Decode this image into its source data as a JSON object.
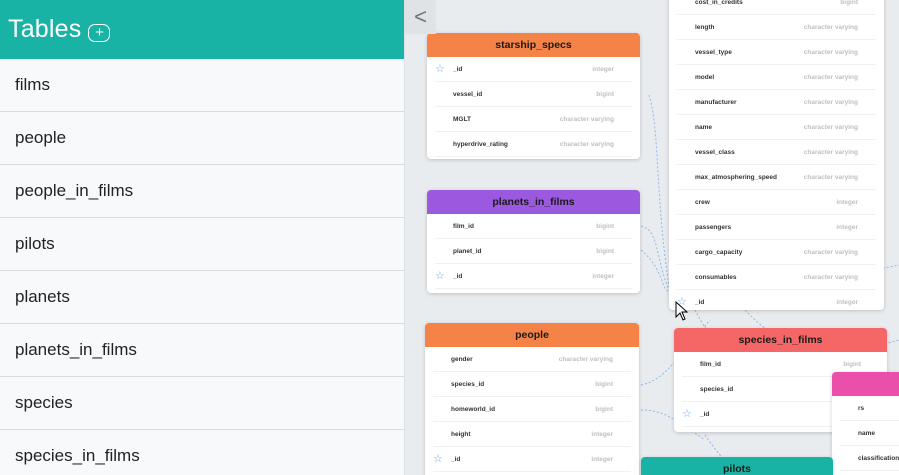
{
  "sidebar": {
    "title": "Tables",
    "add_icon": "plus-icon",
    "items": [
      {
        "label": "films"
      },
      {
        "label": "people"
      },
      {
        "label": "people_in_films"
      },
      {
        "label": "pilots"
      },
      {
        "label": "planets"
      },
      {
        "label": "planets_in_films"
      },
      {
        "label": "species"
      },
      {
        "label": "species_in_films"
      }
    ]
  },
  "collapse": {
    "label": "<"
  },
  "colors": {
    "header": "#19b3a6",
    "starship_specs": "#f58246",
    "planets_in_films": "#9b59e0",
    "people": "#f58246",
    "species_in_films": "#f56667",
    "pilots": "#19b3a6",
    "partial": "#ea4faa"
  },
  "cards": {
    "vessels": {
      "rows": [
        {
          "name": "cost_in_credits",
          "type": "bigint"
        },
        {
          "name": "length",
          "type": "character varying"
        },
        {
          "name": "vessel_type",
          "type": "character varying"
        },
        {
          "name": "model",
          "type": "character varying"
        },
        {
          "name": "manufacturer",
          "type": "character varying"
        },
        {
          "name": "name",
          "type": "character varying"
        },
        {
          "name": "vessel_class",
          "type": "character varying"
        },
        {
          "name": "max_atmosphering_speed",
          "type": "character varying"
        },
        {
          "name": "crew",
          "type": "integer"
        },
        {
          "name": "passengers",
          "type": "integer"
        },
        {
          "name": "cargo_capacity",
          "type": "character varying"
        },
        {
          "name": "consumables",
          "type": "character varying"
        },
        {
          "name": "_id",
          "type": "integer"
        }
      ]
    },
    "starship_specs": {
      "title": "starship_specs",
      "rows": [
        {
          "name": "_id",
          "type": "integer"
        },
        {
          "name": "vessel_id",
          "type": "bigint"
        },
        {
          "name": "MGLT",
          "type": "character varying"
        },
        {
          "name": "hyperdrive_rating",
          "type": "character varying"
        }
      ]
    },
    "planets_in_films": {
      "title": "planets_in_films",
      "rows": [
        {
          "name": "film_id",
          "type": "bigint"
        },
        {
          "name": "planet_id",
          "type": "bigint"
        },
        {
          "name": "_id",
          "type": "integer"
        }
      ]
    },
    "people": {
      "title": "people",
      "rows": [
        {
          "name": "gender",
          "type": "character varying"
        },
        {
          "name": "species_id",
          "type": "bigint"
        },
        {
          "name": "homeworld_id",
          "type": "bigint"
        },
        {
          "name": "height",
          "type": "integer"
        },
        {
          "name": "_id",
          "type": "integer"
        }
      ]
    },
    "species_in_films": {
      "title": "species_in_films",
      "rows": [
        {
          "name": "film_id",
          "type": "bigint"
        },
        {
          "name": "species_id",
          "type": "bigint"
        },
        {
          "name": "_id",
          "type": "integer"
        }
      ]
    },
    "pilots": {
      "title": "pilots"
    },
    "partial": {
      "rows": [
        {
          "name": "rs",
          "type": ""
        },
        {
          "name": "name",
          "type": ""
        },
        {
          "name": "classification",
          "type": ""
        }
      ]
    }
  }
}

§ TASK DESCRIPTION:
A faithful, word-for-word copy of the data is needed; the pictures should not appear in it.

§ RESPONSE TO THIS TASK:
Decode this image into its source data as a JSON object.
{
  "sidebar": {
    "title": "Tables",
    "add_icon": "plus-icon",
    "items": [
      {
        "label": "films"
      },
      {
        "label": "people"
      },
      {
        "label": "people_in_films"
      },
      {
        "label": "pilots"
      },
      {
        "label": "planets"
      },
      {
        "label": "planets_in_films"
      },
      {
        "label": "species"
      },
      {
        "label": "species_in_films"
      }
    ]
  },
  "collapse": {
    "label": "<"
  },
  "colors": {
    "header": "#19b3a6",
    "starship_specs": "#f58246",
    "planets_in_films": "#9b59e0",
    "people": "#f58246",
    "species_in_films": "#f56667",
    "pilots": "#19b3a6",
    "partial": "#ea4faa"
  },
  "cards": {
    "vessels": {
      "rows": [
        {
          "name": "cost_in_credits",
          "type": "bigint"
        },
        {
          "name": "length",
          "type": "character varying"
        },
        {
          "name": "vessel_type",
          "type": "character varying"
        },
        {
          "name": "model",
          "type": "character varying"
        },
        {
          "name": "manufacturer",
          "type": "character varying"
        },
        {
          "name": "name",
          "type": "character varying"
        },
        {
          "name": "vessel_class",
          "type": "character varying"
        },
        {
          "name": "max_atmosphering_speed",
          "type": "character varying"
        },
        {
          "name": "crew",
          "type": "integer"
        },
        {
          "name": "passengers",
          "type": "integer"
        },
        {
          "name": "cargo_capacity",
          "type": "character varying"
        },
        {
          "name": "consumables",
          "type": "character varying"
        },
        {
          "name": "_id",
          "type": "integer"
        }
      ]
    },
    "starship_specs": {
      "title": "starship_specs",
      "rows": [
        {
          "name": "_id",
          "type": "integer"
        },
        {
          "name": "vessel_id",
          "type": "bigint"
        },
        {
          "name": "MGLT",
          "type": "character varying"
        },
        {
          "name": "hyperdrive_rating",
          "type": "character varying"
        }
      ]
    },
    "planets_in_films": {
      "title": "planets_in_films",
      "rows": [
        {
          "name": "film_id",
          "type": "bigint"
        },
        {
          "name": "planet_id",
          "type": "bigint"
        },
        {
          "name": "_id",
          "type": "integer"
        }
      ]
    },
    "people": {
      "title": "people",
      "rows": [
        {
          "name": "gender",
          "type": "character varying"
        },
        {
          "name": "species_id",
          "type": "bigint"
        },
        {
          "name": "homeworld_id",
          "type": "bigint"
        },
        {
          "name": "height",
          "type": "integer"
        },
        {
          "name": "_id",
          "type": "integer"
        }
      ]
    },
    "species_in_films": {
      "title": "species_in_films",
      "rows": [
        {
          "name": "film_id",
          "type": "bigint"
        },
        {
          "name": "species_id",
          "type": "bigint"
        },
        {
          "name": "_id",
          "type": "integer"
        }
      ]
    },
    "pilots": {
      "title": "pilots"
    },
    "partial": {
      "rows": [
        {
          "name": "rs",
          "type": ""
        },
        {
          "name": "name",
          "type": ""
        },
        {
          "name": "classification",
          "type": ""
        }
      ]
    }
  }
}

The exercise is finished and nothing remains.